FDA Decision on Morning After Pill Won’t Affect States Selling Drug to Teens
by Steven Ertelt
August 29, 2006
Washington, DC (LifeNews.com) — The Food and Drug Administrations decision to allow sales of the morning after pill over the counter to anyone 18 or older will not affect states that had already allowed non-prescription access to the drug. Nine states had approved sales without a doctor’s visit prior to the FDA decision and also allowed teenagers could purchase the drug.
Steven Galson, director of the FDA’s Center for Drug Evaluation and Research said the agency’s decision should not affect regulations in nine states that allow pharmacists to sell the drug without a prescription to people of all ages.
Washington, California, New Mexico, Alaska, Hawaii, Maine, New Hampshire, Massachusetts and Vermont had already passed regulations allow sales of the morning after pill over the counter before the FDA acted.
The FDA’s agreement with Barr Laboratories calls for the drug maker to monitor sales of the Plan B pill in the 41 other states where the 18 or older restrictions will be in place. Barr must send mystery shoppers to pharmacies in those states twice a year next year and once a year afterwards to make sure pharmacies are complying.
In the states where only those 18 an older can buy the drug, they must show identification for proof of age.

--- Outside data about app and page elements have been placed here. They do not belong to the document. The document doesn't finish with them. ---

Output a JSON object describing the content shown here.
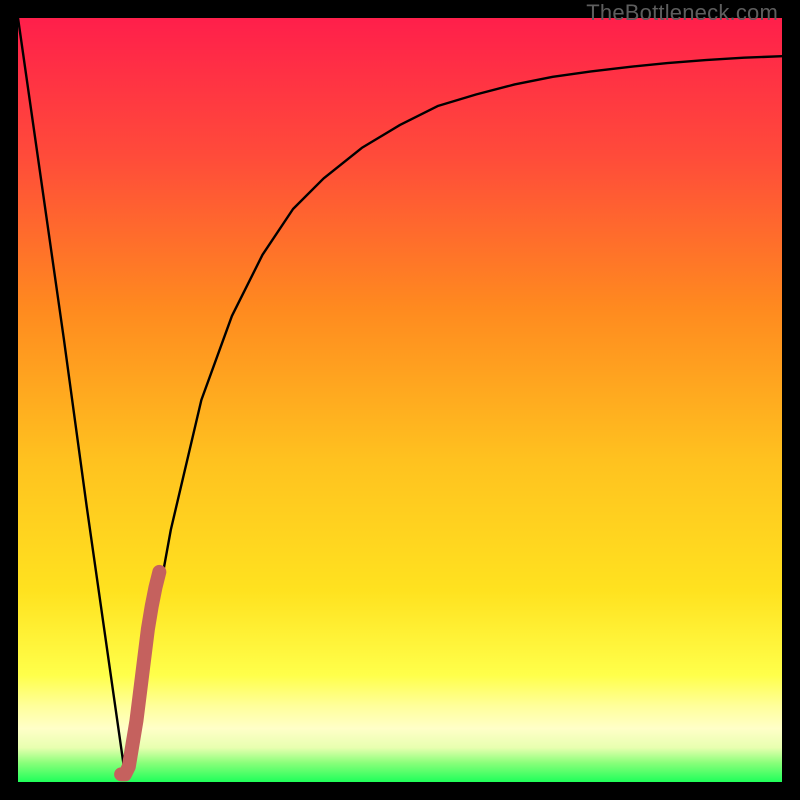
{
  "watermark": "TheBottleneck.com",
  "colors": {
    "frame": "#000000",
    "gradient_top": "#ff1f4b",
    "gradient_mid1": "#ff8a1f",
    "gradient_mid2": "#ffe21f",
    "gradient_band": "#ffff8a",
    "gradient_bottom": "#1fff5a",
    "curve": "#000000",
    "highlight": "#c5615e"
  },
  "chart_data": {
    "type": "line",
    "title": "",
    "xlabel": "",
    "ylabel": "",
    "xlim": [
      0,
      100
    ],
    "ylim": [
      0,
      100
    ],
    "grid": false,
    "legend": false,
    "series": [
      {
        "name": "bottleneck-curve",
        "x": [
          0,
          3,
          6,
          9,
          12,
          14,
          16,
          18,
          20,
          24,
          28,
          32,
          36,
          40,
          45,
          50,
          55,
          60,
          65,
          70,
          75,
          80,
          85,
          90,
          95,
          100
        ],
        "y": [
          100,
          79,
          58,
          36,
          15,
          1,
          10,
          22,
          33,
          50,
          61,
          69,
          75,
          79,
          83,
          86,
          88.5,
          90,
          91.3,
          92.3,
          93,
          93.6,
          94.1,
          94.5,
          94.8,
          95
        ]
      },
      {
        "name": "highlight-segment",
        "x": [
          13.5,
          14.0,
          14.5,
          15.0,
          15.5,
          16.0,
          16.5,
          17.0,
          17.5,
          18.0,
          18.5
        ],
        "y": [
          1.0,
          1.0,
          2.0,
          5.0,
          8.0,
          12.0,
          16.0,
          20.0,
          23.0,
          25.5,
          27.5
        ]
      }
    ],
    "annotations": []
  }
}
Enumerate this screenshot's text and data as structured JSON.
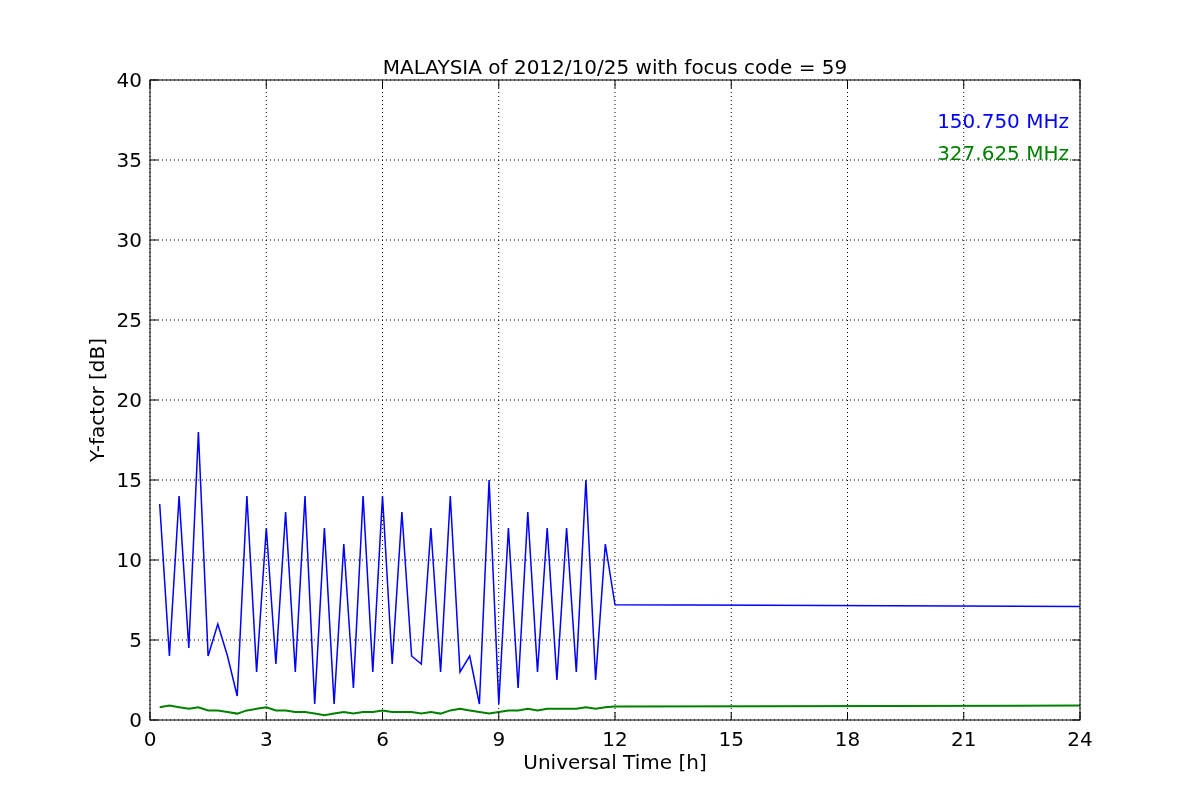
{
  "chart_data": {
    "type": "line",
    "title": "MALAYSIA of 2012/10/25 with focus code = 59",
    "xlabel": "Universal Time [h]",
    "ylabel": "Y-factor [dB]",
    "x": [
      0.25,
      0.5,
      0.75,
      1.0,
      1.25,
      1.5,
      1.75,
      2.0,
      2.25,
      2.5,
      2.75,
      3.0,
      3.25,
      3.5,
      3.75,
      4.0,
      4.25,
      4.5,
      4.75,
      5.0,
      5.25,
      5.5,
      5.75,
      6.0,
      6.25,
      6.5,
      6.75,
      7.0,
      7.25,
      7.5,
      7.75,
      8.0,
      8.25,
      8.5,
      8.75,
      9.0,
      9.25,
      9.5,
      9.75,
      10.0,
      10.25,
      10.5,
      10.75,
      11.0,
      11.25,
      11.5,
      11.75,
      12.0,
      24.0
    ],
    "series": [
      {
        "name": "150.750 MHz",
        "color": "#0000ff",
        "values": [
          13.5,
          4,
          14,
          4.5,
          18,
          4,
          6,
          4,
          1.5,
          14,
          3,
          12,
          3.5,
          13,
          3,
          14,
          1,
          12,
          1,
          11,
          2,
          14,
          3,
          14,
          3.5,
          13,
          4,
          3.5,
          12,
          3,
          14,
          3,
          4,
          1,
          15,
          1,
          12,
          2,
          13,
          3,
          12,
          2.5,
          12,
          3,
          15,
          2.5,
          11,
          7.2,
          7.1
        ]
      },
      {
        "name": "327.625 MHz",
        "color": "#008000",
        "values": [
          0.8,
          0.9,
          0.8,
          0.7,
          0.8,
          0.6,
          0.6,
          0.5,
          0.4,
          0.6,
          0.7,
          0.8,
          0.6,
          0.6,
          0.5,
          0.5,
          0.4,
          0.3,
          0.4,
          0.5,
          0.4,
          0.5,
          0.5,
          0.6,
          0.5,
          0.5,
          0.5,
          0.4,
          0.5,
          0.4,
          0.6,
          0.7,
          0.6,
          0.5,
          0.4,
          0.5,
          0.6,
          0.6,
          0.7,
          0.6,
          0.7,
          0.7,
          0.7,
          0.7,
          0.8,
          0.7,
          0.8,
          0.85,
          0.9
        ]
      }
    ],
    "xlim": [
      0,
      24
    ],
    "ylim": [
      0,
      40
    ],
    "xticks": [
      0,
      3,
      6,
      9,
      12,
      15,
      18,
      21,
      24
    ],
    "yticks": [
      0,
      5,
      10,
      15,
      20,
      25,
      30,
      35,
      40
    ],
    "grid": true
  }
}
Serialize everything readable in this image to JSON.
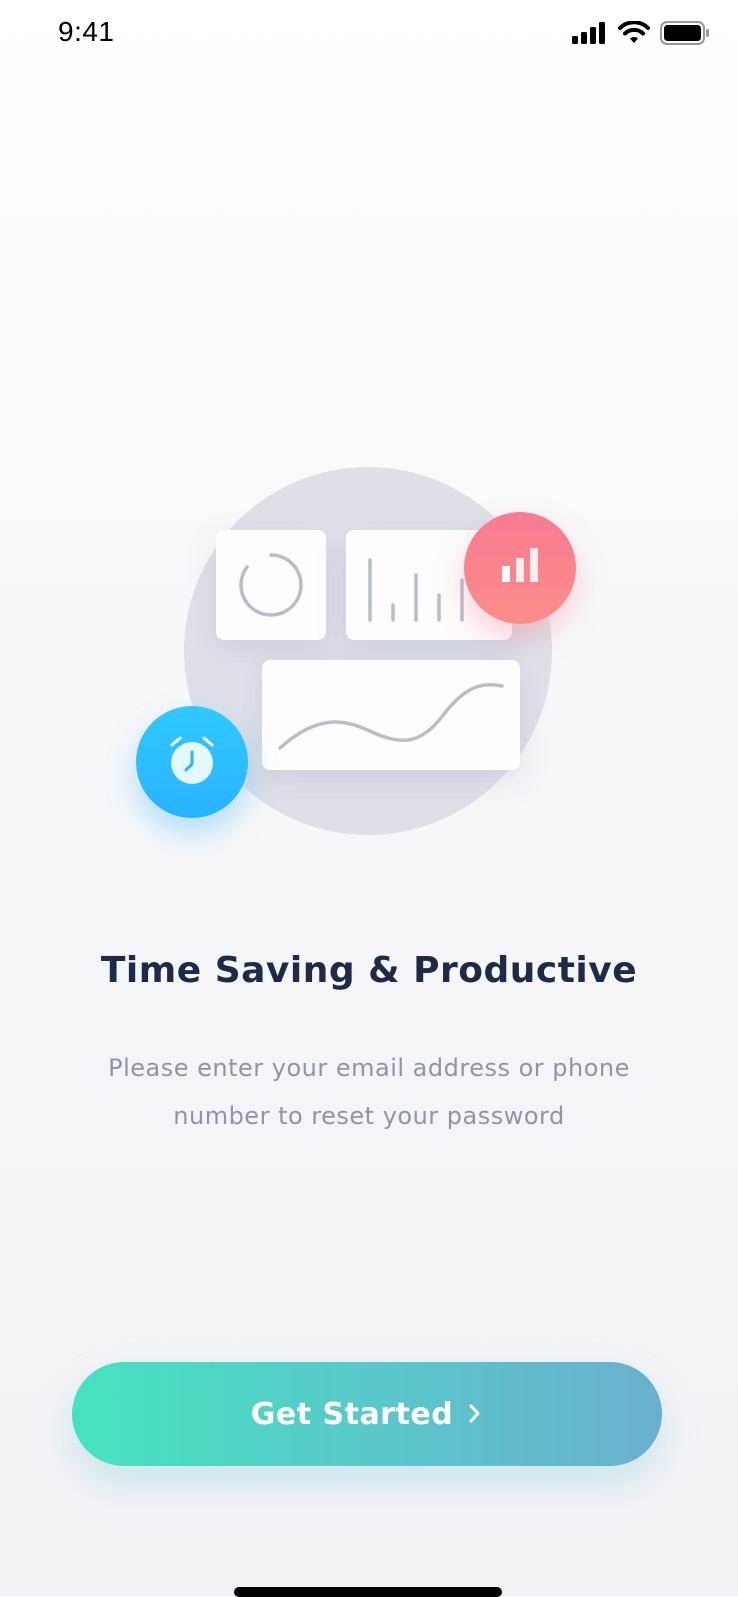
{
  "status_bar": {
    "time": "9:41",
    "icons": [
      "cellular-signal-icon",
      "wifi-icon",
      "battery-icon"
    ]
  },
  "illustration": {
    "icons": [
      "progress-ring-icon",
      "bar-chart-lines-icon",
      "wave-line-icon",
      "bar-chart-icon",
      "alarm-clock-icon"
    ],
    "colors": {
      "chart_badge": "#f87a93",
      "clock_badge": "#29b3ff",
      "backdrop": "#dee0e8",
      "line_gray": "#b7bccd"
    }
  },
  "onboarding": {
    "title": "Time Saving & Productive",
    "description": "Please enter your email address or phone number to reset your password"
  },
  "cta": {
    "label": "Get Started",
    "icon": "chevron-right-icon",
    "gradient": [
      "#45e3c0",
      "#6ab0ce"
    ]
  }
}
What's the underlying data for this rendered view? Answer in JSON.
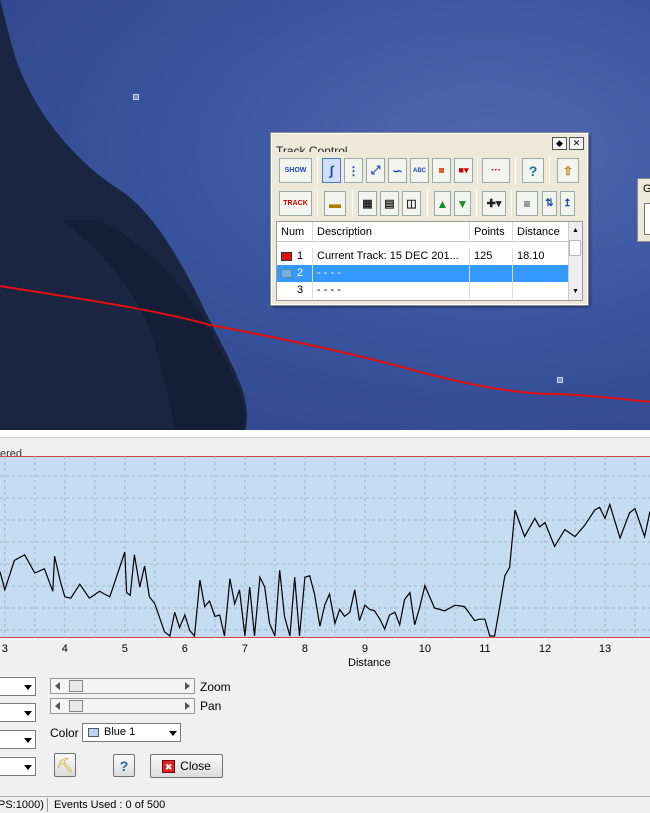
{
  "track_control": {
    "title": "Track Control",
    "row1_buttons": [
      {
        "name": "show-button",
        "label": "SHOW"
      },
      {
        "name": "draw-line-button",
        "label": ""
      },
      {
        "name": "vertical-tool-button",
        "label": ""
      },
      {
        "name": "diagonal-tool-button",
        "label": ""
      },
      {
        "name": "curve-tool-button",
        "label": ""
      },
      {
        "name": "abc-text-button",
        "label": "ABC"
      },
      {
        "name": "point-tool-button",
        "label": ""
      },
      {
        "name": "point-dropdown-button",
        "label": ""
      },
      {
        "name": "split-track-button",
        "label": ""
      },
      {
        "name": "help-button",
        "label": "?"
      },
      {
        "name": "save-up-button",
        "label": ""
      }
    ],
    "row2_buttons": [
      {
        "name": "track-button",
        "label": "TRACK"
      },
      {
        "name": "waypoint-button",
        "label": ""
      },
      {
        "name": "save-disk-button",
        "label": ""
      },
      {
        "name": "copy-button",
        "label": ""
      },
      {
        "name": "export-button",
        "label": ""
      },
      {
        "name": "move-up-button",
        "label": ""
      },
      {
        "name": "move-down-button",
        "label": ""
      },
      {
        "name": "add-dropdown-button",
        "label": ""
      },
      {
        "name": "tree-button",
        "label": ""
      },
      {
        "name": "sort-button",
        "label": ""
      },
      {
        "name": "upload-button",
        "label": ""
      }
    ],
    "columns": [
      "Num",
      "Description",
      "Points",
      "Distance"
    ],
    "rows": [
      {
        "num": "1",
        "description": "Current Track: 15 DEC 201...",
        "points": "125",
        "distance": "18.10",
        "color": "#e01010"
      },
      {
        "num": "2",
        "description": "- - - -",
        "points": "",
        "distance": "",
        "color": "#7ab0d8"
      },
      {
        "num": "3",
        "description": "- - - -",
        "points": "",
        "distance": "",
        "color": ""
      }
    ]
  },
  "profile": {
    "header_fragment": "ered",
    "x_label": "Distance",
    "zoom_label": "Zoom",
    "pan_label": "Pan",
    "color_label": "Color",
    "color_value": "Blue 1",
    "close_label": "Close",
    "help_label": "?"
  },
  "status": {
    "left": "PS:1000)",
    "events": "Events Used : 0 of 500"
  },
  "chart_data": {
    "type": "line",
    "xlabel": "Distance",
    "ylabel": "",
    "xlim": [
      2.92,
      13.75
    ],
    "x_ticks": [
      3,
      4,
      5,
      6,
      7,
      8,
      9,
      10,
      11,
      12,
      13
    ],
    "series": [
      {
        "color": "#000000",
        "x": [
          2.92,
          3.0,
          3.16,
          3.33,
          3.5,
          3.66,
          3.8,
          3.83,
          3.92,
          4.0,
          4.1,
          4.25,
          4.41,
          4.58,
          4.66,
          4.75,
          5.0,
          5.03,
          5.09,
          5.16,
          5.25,
          5.33,
          5.41,
          5.5,
          5.66,
          5.75,
          5.83,
          5.91,
          6.0,
          6.08,
          6.16,
          6.25,
          6.33,
          6.41,
          6.5,
          6.58,
          6.66,
          6.75,
          6.83,
          6.91,
          7.0,
          7.08,
          7.16,
          7.25,
          7.33,
          7.41,
          7.5,
          7.58,
          7.66,
          7.75,
          7.83,
          7.91,
          8.0,
          8.08,
          8.16,
          8.25,
          8.33,
          8.41,
          8.5,
          8.58,
          8.66,
          8.75,
          8.83,
          8.91,
          9.0,
          9.08,
          9.16,
          9.25,
          9.33,
          9.41,
          9.5,
          9.58,
          9.66,
          9.75,
          9.83,
          9.91,
          10.0,
          10.16,
          10.33,
          10.5,
          10.66,
          10.83,
          10.91,
          11.0,
          11.08,
          11.16,
          11.25,
          11.33,
          11.41,
          11.5,
          11.66,
          11.83,
          11.91,
          12.0,
          12.16,
          12.33,
          12.5,
          12.66,
          12.83,
          12.91,
          13.0,
          13.08,
          13.25,
          13.41,
          13.5,
          13.66,
          13.75
        ],
        "y": [
          46,
          33,
          54,
          58,
          45,
          48,
          32,
          57,
          40,
          28,
          27,
          37,
          27,
          32,
          30,
          28,
          60,
          31,
          29,
          58,
          35,
          50,
          28,
          23,
          3,
          0,
          17,
          6,
          15,
          4,
          0,
          40,
          21,
          25,
          14,
          15,
          0,
          41,
          23,
          33,
          0,
          35,
          0,
          42,
          35,
          9,
          0,
          47,
          14,
          0,
          42,
          0,
          42,
          43,
          30,
          7,
          22,
          30,
          9,
          19,
          14,
          17,
          33,
          11,
          22,
          19,
          18,
          12,
          5,
          15,
          17,
          8,
          26,
          31,
          8,
          20,
          36,
          20,
          18,
          22,
          21,
          11,
          12,
          12,
          0,
          0,
          22,
          43,
          49,
          90,
          71,
          84,
          78,
          81,
          64,
          76,
          71,
          79,
          90,
          92,
          84,
          94,
          70,
          88,
          91,
          71,
          89
        ]
      }
    ]
  }
}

The FDA has come under fire from both pro-abortion and pro-life groups on the decision to limit the drug to those above 18.
Abortion advocates say that means the morning after pill won’t reduce as many abortions and unplanned pregnancies as it could have if everyone could purchase the pills.
Pro-life groups say the FDA won’t be able to enforce the provision and that criminals who prey on vulnerable teenagers will be able to use the Plan B drug to cover up their actions.
Wendy Wright, the president of Concerned Women for America, said the morning after pill won’t be the panacea abortion advocates claim.
A 2005 study co-authored by a Planned Parenthood doctor in the Journal of the American Medical Association showed that having Plan B on hand did nothing to reduce pregnancy rates compared to those who obtained the drug from a pharmacy.
Wright also pointed to other problems, including no enforcement of the restriction that the drug not be sold to girls under 18.
"Enforcement requires a penalty for violating the restriction," Wright explained. "The FDA has no authority or ability to enforce an age restriction, and Barr, the Plan B drug maker, has neither the ability nor the willingness."
Wright also said that Planned Parenthood and abortion advocates were given certain restrictions by the FDA on the dangerous abortion drug RU 486, but that those haven’t been followed.
"Those restrictions have never been followed, women have died, yet no one has been punished nor the drug approval pulled,” said Wright.
She also worries that a parent, older sibling or other relative or older friends could purchase the morning after pill for young teens, avoiding the requirement that they visit a doctor first before using the drug.
Wright said selling the morning after pill over the counter will make it easier for men who abuse young women to cover up their crimes.
"Any adult male who is having sex with a minor could walk into a pharmacy, buy the drug, and coax the girl into taking the pill," she said.